Bruce Springsteen

Also: Kraftwerk and Maxïmo Park.


Devils and Dust


If Bruce Springsteen’s music is, as the Hold Steady’s Craig Finn recently put it in these pages, “both timely and timeless,” it’s unfortunate that the Boss’ stories of everymen ruined while trying to build better lives rang so true nobody believed them, like Pancho Villa’s films of his forays into America. The red-state climate that allowed for the co-opting of “Born in the U.S.A.” by Ronald Reagan now coats Springsteen’s lyrics in message-deflecting irony. In today’s wintry political climate, though, it’s not a disabled veteran’s woe that’s putting Springsteen’s core demographic off its feed, but good old-fashioned anal sex, whose price is negotiated with a hooker in Devils and Dust‘s “Reno.” Against a sparse backdrop, Springsteen’s narrator attempts to relive lost love, with the prostitute as his co- conspirator. No penetration occurs in the song; in fact, Springsteen rushes out the word “ass,” pronouncing it through gritted teeth. Springsteen has essentially written a concept album about the abject failure of manifest destiny. Old West metaphors and instrumentation provide the necessary distance that keeps Devils and Dust from didacticism. “Fear’s a powerful thing,” Springsteen sings, and as ever, it’s also his characters’ motivation. Rainey Williams’ one-man diaspora in “Black Cowboys” is born of Williams’ fear of letting inertia and racism keep him from his claim on history. As Bruce sings in “The Hitter,” “I move hard to the left and I strike to the face.” If it’s what he has to do to get the attention of the Starbucks mafia, then so be it. DONNA BROWN




Kraftwerk weren’t exactly stars in America—their 1973 single “Autobahn” peaked at No. 25 in Billboard, their only “chart” hit—but their stiff, android personas and love songs about calculators had an explosive effect on pop culture, influencing everything from Devo to the “Sprockets” sketches on Saturday Night Live. Oh, and they pretty much invented techno. Yet for all their impact, Kraftwerk were notoriously loath to perform live. In rare interviews, they would wish that robots could tour in their place, so they could stay in Düsseldorf and keep to their rigorous schedule of composing, bicycling, and coffee drinking. So when Germany’s answer to the Beach Boys hit the road last year for the first time since 1998, their limited U.S. dates drew worshipful crowds of technophiles—Seattle concertgoers begged for an encore by holding their cell phones in the air—and Minimum-Maximum, their first live album, captures their iconic style and, yes, humanity. Artfully sequenced from performances around the globe, the album covers the group’s 30-year history, from the delicate synth-pop of “Radioactivity” and “Neon Lights” to the prototype electro of “Numbers” and “Computerworld.” Even though it’s meticulously constructed—it is a Kraftwerk product, after all—you still hear the subtle slips and rough transitions that show the humanity behind the machine.

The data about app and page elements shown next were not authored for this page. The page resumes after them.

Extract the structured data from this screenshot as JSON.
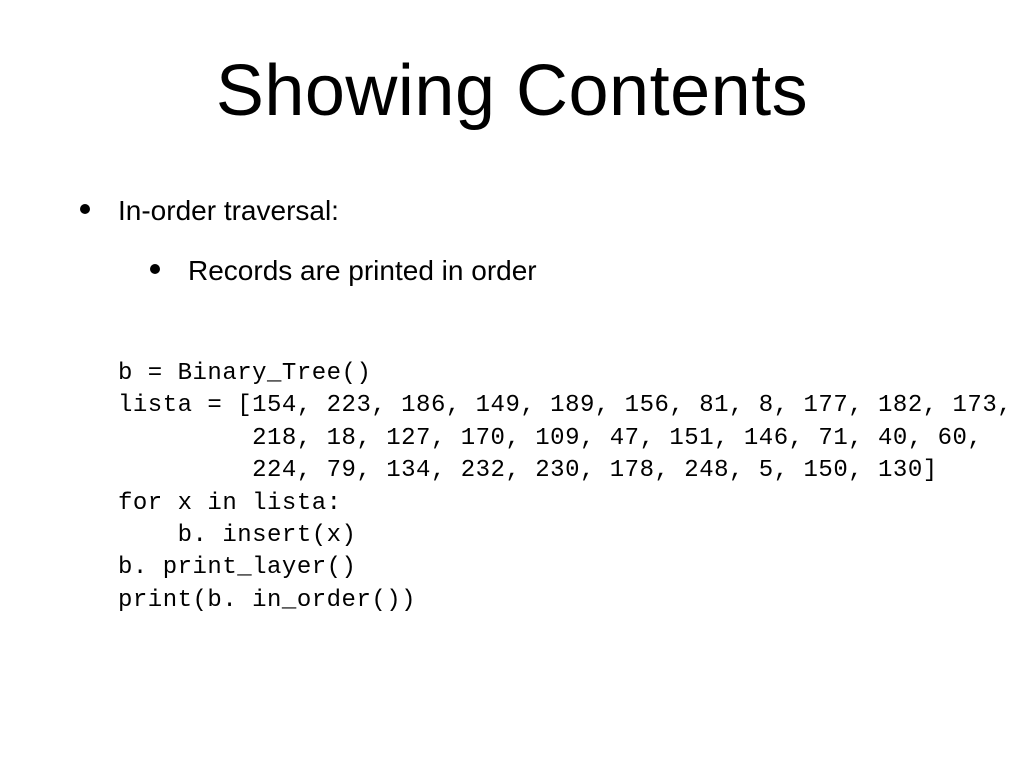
{
  "slide": {
    "title": "Showing Contents",
    "bullet1": "In-order traversal:",
    "bullet2": "Records are printed in order",
    "code": "b = Binary_Tree()\nlista = [154, 223, 186, 149, 189, 156, 81, 8, 177, 182, 173,\n         218, 18, 127, 170, 109, 47, 151, 146, 71, 40, 60,\n         224, 79, 134, 232, 230, 178, 248, 5, 150, 130]\nfor x in lista:\n    b. insert(x)\nb. print_layer()\nprint(b. in_order())"
  }
}
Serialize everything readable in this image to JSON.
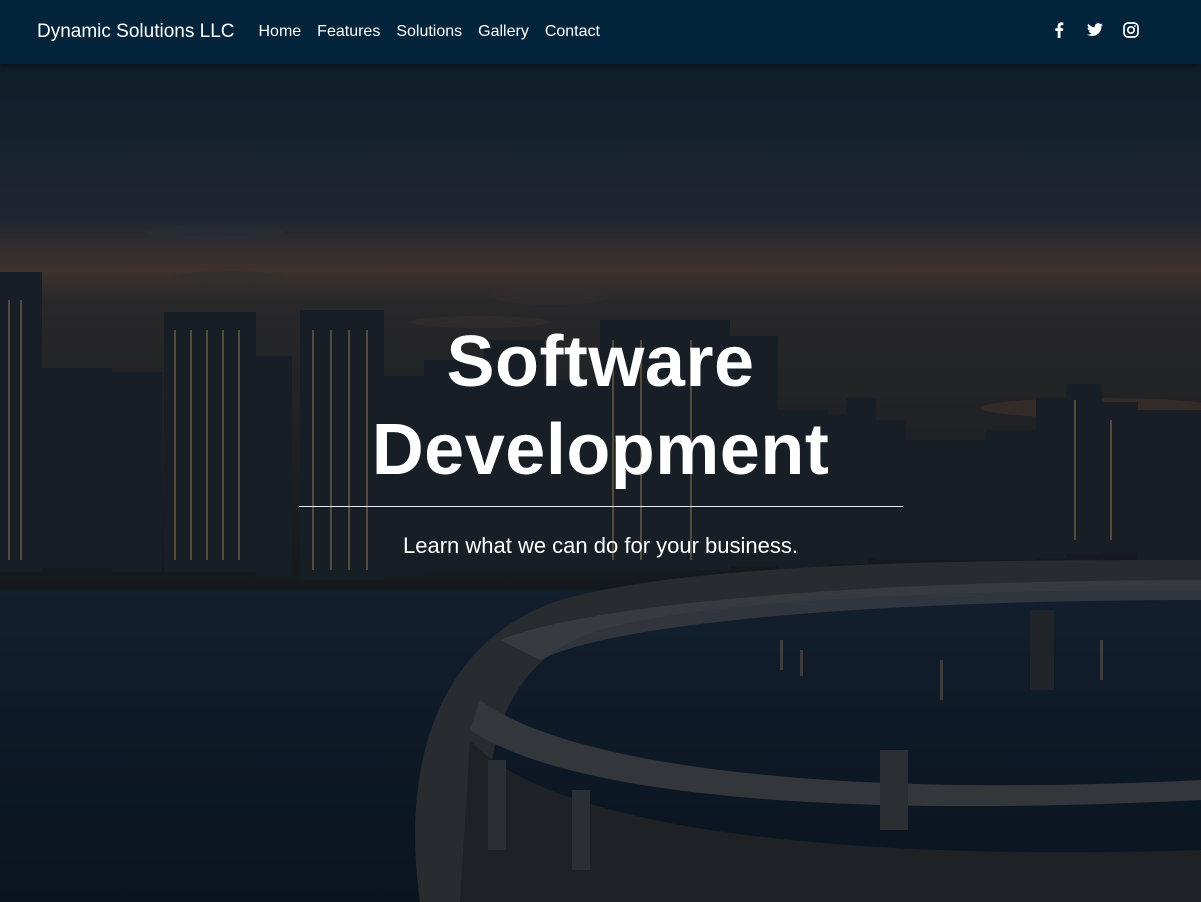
{
  "navbar": {
    "brand": "Dynamic Solutions LLC",
    "links": [
      {
        "label": "Home"
      },
      {
        "label": "Features"
      },
      {
        "label": "Solutions"
      },
      {
        "label": "Gallery"
      },
      {
        "label": "Contact"
      }
    ],
    "social": [
      {
        "icon": "facebook-icon"
      },
      {
        "icon": "twitter-icon"
      },
      {
        "icon": "instagram-icon"
      }
    ],
    "background_color": "#02263e"
  },
  "hero": {
    "title_line1": "Software",
    "title_line2": "Development",
    "subtitle": "Learn what we can do for your business.",
    "background_image": "city skyline at dusk with curved elevated highway over water"
  }
}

You also get a sense of the devotion of the group’s following, especially in the rousing Japanese sing-along to “Dentaku,” the local-language version of their 1981 hit “Pocket Calculator.” It’s a great way to take home the memories, but it’s also a perfect introduction if you don’t know them from Dieter. MATTHEW CORWINE

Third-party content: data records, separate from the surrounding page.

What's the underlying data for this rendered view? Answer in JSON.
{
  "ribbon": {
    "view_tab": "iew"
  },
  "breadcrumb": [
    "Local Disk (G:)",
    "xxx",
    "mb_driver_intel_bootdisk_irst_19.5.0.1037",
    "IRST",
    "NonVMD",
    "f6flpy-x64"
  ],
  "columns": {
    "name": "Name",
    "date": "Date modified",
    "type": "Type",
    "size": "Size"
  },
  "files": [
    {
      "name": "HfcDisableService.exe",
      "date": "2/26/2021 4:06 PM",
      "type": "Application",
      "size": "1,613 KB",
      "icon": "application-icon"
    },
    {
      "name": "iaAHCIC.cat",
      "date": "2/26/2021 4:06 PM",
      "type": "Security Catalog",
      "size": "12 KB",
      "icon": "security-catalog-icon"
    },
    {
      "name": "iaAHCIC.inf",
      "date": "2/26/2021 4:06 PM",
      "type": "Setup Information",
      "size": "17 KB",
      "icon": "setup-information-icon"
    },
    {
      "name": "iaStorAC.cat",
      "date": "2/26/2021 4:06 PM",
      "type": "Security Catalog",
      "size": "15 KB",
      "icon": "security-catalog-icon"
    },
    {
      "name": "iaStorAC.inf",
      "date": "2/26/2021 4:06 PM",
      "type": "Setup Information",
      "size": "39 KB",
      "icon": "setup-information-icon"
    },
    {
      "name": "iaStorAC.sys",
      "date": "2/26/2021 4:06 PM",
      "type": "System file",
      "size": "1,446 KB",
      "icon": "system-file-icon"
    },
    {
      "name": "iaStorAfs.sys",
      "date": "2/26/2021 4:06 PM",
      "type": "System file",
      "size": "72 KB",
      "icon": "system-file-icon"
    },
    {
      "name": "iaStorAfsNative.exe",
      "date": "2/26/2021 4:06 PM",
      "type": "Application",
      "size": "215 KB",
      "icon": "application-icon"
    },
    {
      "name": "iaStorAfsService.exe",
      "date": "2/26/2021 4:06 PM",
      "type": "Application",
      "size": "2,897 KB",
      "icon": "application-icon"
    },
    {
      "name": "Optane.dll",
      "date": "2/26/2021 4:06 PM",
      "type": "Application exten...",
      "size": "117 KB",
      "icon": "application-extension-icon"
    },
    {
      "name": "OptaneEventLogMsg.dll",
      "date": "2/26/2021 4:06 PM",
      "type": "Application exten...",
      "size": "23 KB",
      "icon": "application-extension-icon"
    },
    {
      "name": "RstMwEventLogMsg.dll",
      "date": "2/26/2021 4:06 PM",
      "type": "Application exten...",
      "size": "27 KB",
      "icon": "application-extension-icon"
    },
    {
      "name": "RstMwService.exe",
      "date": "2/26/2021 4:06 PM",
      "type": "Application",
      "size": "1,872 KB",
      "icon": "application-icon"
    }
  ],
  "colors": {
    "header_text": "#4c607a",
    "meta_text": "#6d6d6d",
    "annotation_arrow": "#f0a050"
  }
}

A Certain Trigger


Why would Warp Records sign the sort of expressively rocking, song-centric outfit that the label’s no-faced electronica was supposed to have crushed to dust forever? Possibly because Newcastle quintet Maxïmo Park’s early single “The Coast Is Always Changing,” reprised here, is a damn near perfect parlay of bitten-off ensemble riffs, single-stroke tom and cymbal fills, and ripe C86 foppery: “I am young and I am lost/You react to my riposte.” Its only true equal on their debut is the manic “Now I’m All Over the Shop,” with a killer bridge and a couplet (“I know you’ll be fine/Now that you’re not mine”) that neatly sums up frontman Paul Smith’s wrist-to-forehead view of romance. When the hooks falter, Smith’s proudly northern vocals carry “Going Missing” and “The Night I Lost My Head” as if by sheer nerve; if nothing else, the band deserves points for making Lukas Wooler’s independent keyboard lines and the rhythm section’s dropped beats and extra measures more integral to the songs than, say, the Futureheads’ quirk-for-quirk’s-sake. Forays into white Motown (“Postcard of a Painting”) and, inevitably, white funk (“I Want You to Stay”) clunk along endearingly, but the disc’s sole ballad, the soggy, psycho-candied “Acrobat,” reveals the limits of their current range. In the U.K., A Certain Trigger has gone Top 20 on the strength of “Graffiti,” accompanied by an overdesigned video that tellingly shunts the group’s husky bassist into the sidelines, Ann Wilson–style; stateside, I predict a (highly controlled) riot. FRANKLIN BRUNO